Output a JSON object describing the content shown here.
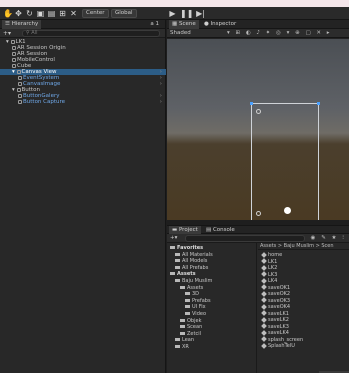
{
  "toolbar": {
    "center_label": "Center",
    "global_label": "Global"
  },
  "hierarchy": {
    "tab": "Hierarchy",
    "count": "a 1",
    "search_placeholder": "All",
    "items": [
      {
        "label": "LK1",
        "indent": 0,
        "type": "scene"
      },
      {
        "label": "AR Session Origin",
        "indent": 1
      },
      {
        "label": "AR Session",
        "indent": 1
      },
      {
        "label": "MobileControl",
        "indent": 1
      },
      {
        "label": "Cube",
        "indent": 1
      },
      {
        "label": "Canvas View",
        "indent": 1,
        "selected": true
      },
      {
        "label": "EventSystem",
        "indent": 2,
        "blue": true
      },
      {
        "label": "CanvasImage",
        "indent": 2,
        "blue": true
      },
      {
        "label": "Button",
        "indent": 1
      },
      {
        "label": "ButtonGalery",
        "indent": 2,
        "blue": true
      },
      {
        "label": "Button Capture",
        "indent": 2,
        "blue": true
      }
    ]
  },
  "scene": {
    "tab_scene": "Scene",
    "tab_inspector": "Inspector",
    "shading": "Shaded"
  },
  "project": {
    "tab_project": "Project",
    "tab_console": "Console",
    "breadcrumb": "Assets > Baju Muslim > Scen",
    "tree": [
      {
        "label": "Favorites",
        "indent": 0,
        "bold": true
      },
      {
        "label": "All Materials",
        "indent": 1
      },
      {
        "label": "All Models",
        "indent": 1
      },
      {
        "label": "All Prefabs",
        "indent": 1
      },
      {
        "label": "Assets",
        "indent": 0,
        "bold": true
      },
      {
        "label": "Baju Muslim",
        "indent": 1
      },
      {
        "label": "Assets",
        "indent": 2
      },
      {
        "label": "3D",
        "indent": 3
      },
      {
        "label": "Prefabs",
        "indent": 3
      },
      {
        "label": "UI Fix",
        "indent": 3
      },
      {
        "label": "Video",
        "indent": 3
      },
      {
        "label": "Objek",
        "indent": 2
      },
      {
        "label": "Scean",
        "indent": 2
      },
      {
        "label": "Zetcil",
        "indent": 2
      },
      {
        "label": "Lean",
        "indent": 1
      },
      {
        "label": "XR",
        "indent": 1
      }
    ],
    "files": [
      "home",
      "LK1",
      "LK2",
      "LK3",
      "LK4",
      "saveOK1",
      "saveOK2",
      "saveOK3",
      "saveOK4",
      "saveLK1",
      "saveLK2",
      "saveLK3",
      "saveLK4",
      "splash_screen",
      "SplashTelU"
    ]
  }
}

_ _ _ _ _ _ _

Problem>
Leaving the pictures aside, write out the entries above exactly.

Solution to this problem>
Output a JSON object describing the content shown here.
{
  "toolbar": {
    "center_label": "Center",
    "global_label": "Global"
  },
  "hierarchy": {
    "tab": "Hierarchy",
    "count": "a 1",
    "search_placeholder": "All",
    "items": [
      {
        "label": "LK1",
        "indent": 0,
        "type": "scene"
      },
      {
        "label": "AR Session Origin",
        "indent": 1
      },
      {
        "label": "AR Session",
        "indent": 1
      },
      {
        "label": "MobileControl",
        "indent": 1
      },
      {
        "label": "Cube",
        "indent": 1
      },
      {
        "label": "Canvas View",
        "indent": 1,
        "selected": true
      },
      {
        "label": "EventSystem",
        "indent": 2,
        "blue": true
      },
      {
        "label": "CanvasImage",
        "indent": 2,
        "blue": true
      },
      {
        "label": "Button",
        "indent": 1
      },
      {
        "label": "ButtonGalery",
        "indent": 2,
        "blue": true
      },
      {
        "label": "Button Capture",
        "indent": 2,
        "blue": true
      }
    ]
  },
  "scene": {
    "tab_scene": "Scene",
    "tab_inspector": "Inspector",
    "shading": "Shaded"
  },
  "project": {
    "tab_project": "Project",
    "tab_console": "Console",
    "breadcrumb": "Assets > Baju Muslim > Scen",
    "tree": [
      {
        "label": "Favorites",
        "indent": 0,
        "bold": true
      },
      {
        "label": "All Materials",
        "indent": 1
      },
      {
        "label": "All Models",
        "indent": 1
      },
      {
        "label": "All Prefabs",
        "indent": 1
      },
      {
        "label": "Assets",
        "indent": 0,
        "bold": true
      },
      {
        "label": "Baju Muslim",
        "indent": 1
      },
      {
        "label": "Assets",
        "indent": 2
      },
      {
        "label": "3D",
        "indent": 3
      },
      {
        "label": "Prefabs",
        "indent": 3
      },
      {
        "label": "UI Fix",
        "indent": 3
      },
      {
        "label": "Video",
        "indent": 3
      },
      {
        "label": "Objek",
        "indent": 2
      },
      {
        "label": "Scean",
        "indent": 2
      },
      {
        "label": "Zetcil",
        "indent": 2
      },
      {
        "label": "Lean",
        "indent": 1
      },
      {
        "label": "XR",
        "indent": 1
      }
    ],
    "files": [
      "home",
      "LK1",
      "LK2",
      "LK3",
      "LK4",
      "saveOK1",
      "saveOK2",
      "saveOK3",
      "saveOK4",
      "saveLK1",
      "saveLK2",
      "saveLK3",
      "saveLK4",
      "splash_screen",
      "SplashTelU"
    ]
  }
}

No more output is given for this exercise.